What’s the most rewarding part of your job?

The most rewarding part of my job is seeing that in the long term, we are affecting patients’ lives in a direct way. I came from a research background in which all the experiments I used to do on the bench was a small contribution to the scientific world. But being able to speak to physicians about a new drug and seeing that being implemented, seeing the results on people’s lives, and improving health care, that is the most rewarding part of the position for me.

Diego presents medical information to primary care physicians at a medical center in Los Angeles.

Can you tell us about your career path and how you got to where you are today?
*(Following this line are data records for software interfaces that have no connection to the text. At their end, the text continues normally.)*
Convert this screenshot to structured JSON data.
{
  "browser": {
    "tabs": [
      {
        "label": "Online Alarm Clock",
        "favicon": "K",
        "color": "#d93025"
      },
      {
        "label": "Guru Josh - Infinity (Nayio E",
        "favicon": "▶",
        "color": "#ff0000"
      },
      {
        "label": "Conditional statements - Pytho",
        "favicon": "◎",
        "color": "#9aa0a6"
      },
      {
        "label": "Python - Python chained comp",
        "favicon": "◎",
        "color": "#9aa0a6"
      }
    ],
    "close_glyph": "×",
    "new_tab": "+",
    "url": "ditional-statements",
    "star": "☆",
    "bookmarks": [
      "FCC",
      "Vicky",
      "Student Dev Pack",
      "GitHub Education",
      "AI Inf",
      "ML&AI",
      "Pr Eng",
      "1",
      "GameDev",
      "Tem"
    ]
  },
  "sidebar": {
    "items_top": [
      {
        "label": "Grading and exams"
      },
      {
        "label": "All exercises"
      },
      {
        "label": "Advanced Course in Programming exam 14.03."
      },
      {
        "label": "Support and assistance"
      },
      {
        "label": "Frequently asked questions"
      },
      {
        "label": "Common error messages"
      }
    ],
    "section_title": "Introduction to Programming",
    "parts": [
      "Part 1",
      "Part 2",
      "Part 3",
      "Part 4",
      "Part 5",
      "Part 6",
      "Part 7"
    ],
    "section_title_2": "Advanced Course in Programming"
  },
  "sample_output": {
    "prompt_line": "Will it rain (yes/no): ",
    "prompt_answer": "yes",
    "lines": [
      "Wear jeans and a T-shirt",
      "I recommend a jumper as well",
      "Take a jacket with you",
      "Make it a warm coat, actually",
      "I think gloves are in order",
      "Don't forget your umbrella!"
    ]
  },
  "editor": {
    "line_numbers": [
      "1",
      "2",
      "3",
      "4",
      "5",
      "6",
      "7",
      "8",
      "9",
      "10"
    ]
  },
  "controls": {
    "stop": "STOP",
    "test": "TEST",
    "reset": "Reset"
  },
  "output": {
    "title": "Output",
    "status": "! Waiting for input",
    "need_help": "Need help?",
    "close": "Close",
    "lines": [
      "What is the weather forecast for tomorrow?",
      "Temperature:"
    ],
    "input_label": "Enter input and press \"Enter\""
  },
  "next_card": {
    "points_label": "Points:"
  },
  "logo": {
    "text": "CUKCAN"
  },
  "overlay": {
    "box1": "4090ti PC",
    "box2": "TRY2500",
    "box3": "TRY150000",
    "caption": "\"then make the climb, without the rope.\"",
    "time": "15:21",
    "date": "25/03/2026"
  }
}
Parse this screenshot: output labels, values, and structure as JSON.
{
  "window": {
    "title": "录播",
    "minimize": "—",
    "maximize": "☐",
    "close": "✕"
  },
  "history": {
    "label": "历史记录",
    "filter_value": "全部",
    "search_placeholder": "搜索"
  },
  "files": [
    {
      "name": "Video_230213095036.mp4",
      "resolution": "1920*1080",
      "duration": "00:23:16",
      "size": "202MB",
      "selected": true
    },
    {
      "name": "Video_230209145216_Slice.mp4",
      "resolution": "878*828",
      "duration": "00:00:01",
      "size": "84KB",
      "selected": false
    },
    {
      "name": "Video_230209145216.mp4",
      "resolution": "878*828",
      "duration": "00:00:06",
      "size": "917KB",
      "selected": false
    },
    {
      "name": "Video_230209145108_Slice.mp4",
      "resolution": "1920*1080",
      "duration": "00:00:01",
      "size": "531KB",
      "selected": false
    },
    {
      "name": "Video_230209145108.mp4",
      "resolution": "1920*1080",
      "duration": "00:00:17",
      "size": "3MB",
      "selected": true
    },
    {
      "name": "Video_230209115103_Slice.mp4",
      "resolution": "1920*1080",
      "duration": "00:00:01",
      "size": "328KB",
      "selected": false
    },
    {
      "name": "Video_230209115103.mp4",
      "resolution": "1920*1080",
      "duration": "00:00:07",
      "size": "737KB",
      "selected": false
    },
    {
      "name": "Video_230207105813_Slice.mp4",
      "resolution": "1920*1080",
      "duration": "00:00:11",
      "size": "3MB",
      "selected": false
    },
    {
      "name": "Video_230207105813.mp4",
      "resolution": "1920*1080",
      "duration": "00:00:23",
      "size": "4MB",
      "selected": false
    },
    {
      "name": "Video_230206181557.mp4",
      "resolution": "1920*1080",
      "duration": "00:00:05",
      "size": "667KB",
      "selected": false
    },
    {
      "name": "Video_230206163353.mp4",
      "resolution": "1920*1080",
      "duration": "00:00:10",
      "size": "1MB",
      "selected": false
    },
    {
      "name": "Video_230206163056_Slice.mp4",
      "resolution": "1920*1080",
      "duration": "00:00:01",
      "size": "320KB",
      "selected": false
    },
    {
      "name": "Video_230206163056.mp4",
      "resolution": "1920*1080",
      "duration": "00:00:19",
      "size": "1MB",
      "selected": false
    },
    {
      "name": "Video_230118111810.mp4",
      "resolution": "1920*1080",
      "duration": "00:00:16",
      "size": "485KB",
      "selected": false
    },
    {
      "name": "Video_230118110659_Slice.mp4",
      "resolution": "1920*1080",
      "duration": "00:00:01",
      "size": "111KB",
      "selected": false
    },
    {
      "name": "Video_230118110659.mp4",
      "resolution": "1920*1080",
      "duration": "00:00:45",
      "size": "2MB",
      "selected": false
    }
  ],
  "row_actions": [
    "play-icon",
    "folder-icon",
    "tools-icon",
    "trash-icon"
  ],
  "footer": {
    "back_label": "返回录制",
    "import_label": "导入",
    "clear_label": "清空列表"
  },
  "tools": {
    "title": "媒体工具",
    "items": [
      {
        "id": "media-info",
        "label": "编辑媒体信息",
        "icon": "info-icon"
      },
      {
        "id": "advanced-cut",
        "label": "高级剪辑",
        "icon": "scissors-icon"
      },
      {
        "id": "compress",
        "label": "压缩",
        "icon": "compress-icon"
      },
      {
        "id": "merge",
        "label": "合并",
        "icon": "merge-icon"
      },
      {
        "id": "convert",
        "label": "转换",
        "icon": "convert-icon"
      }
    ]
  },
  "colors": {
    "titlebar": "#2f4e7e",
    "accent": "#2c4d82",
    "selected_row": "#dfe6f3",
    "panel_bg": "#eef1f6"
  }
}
My major was in biological sciences, after that I got involved with other PhD and PharmD students in a research path, so I pursued academic life for about 10 years. I ended up being a fellow where I worked with other PhD students also some PharmDs and made the transition back to the pharmaceutical world back in 2019 getting a job as a medical science liaison. Now, I not only have the opportunity to work with MDs and PharmDs, but also nurse practitioners and other PhDs, all of us acting as a medical science liaisons.

If a pharmacy student wants to learn more about becoming a medical science liaison, what should they do?

If you want to learn more about what an MSL is and how you can become an MSL, you can find a lot of information on LinkedIn. One of the characteristics for a good MSL is being able to connect with other people, so don’t feel afraid to connect with me on LinkedIn or finding other MSLs online because we are usually very receptive and very welcoming to new people who are trying to break into the area. There is also an MSL association—you can find information online. As long as you are engaging and you can communicate well and you love to talk about science with other people, you are already a good candidate to become a medical science liaison.

What career advice do you have to offer to students?

Don’t be afraid to try. Don’t be afraid to go beyond what people expect of you as a pharmacist. You have a wide variety of opportunities you can explore so don’t be restricted or constrained to one specific job. The world of a medical science liaison is very interesting, but it also gives you a lot of opportunities for internal growth inside the pharmaceutical world as far as becoming a director, becoming a scientific director, many in the pharmaceutical industry take PharmDs and put them in positions to be the head of a whole therapeutic team. So, you can start as an MSL, but nothing will stop you from conquering new levels in your career pathway.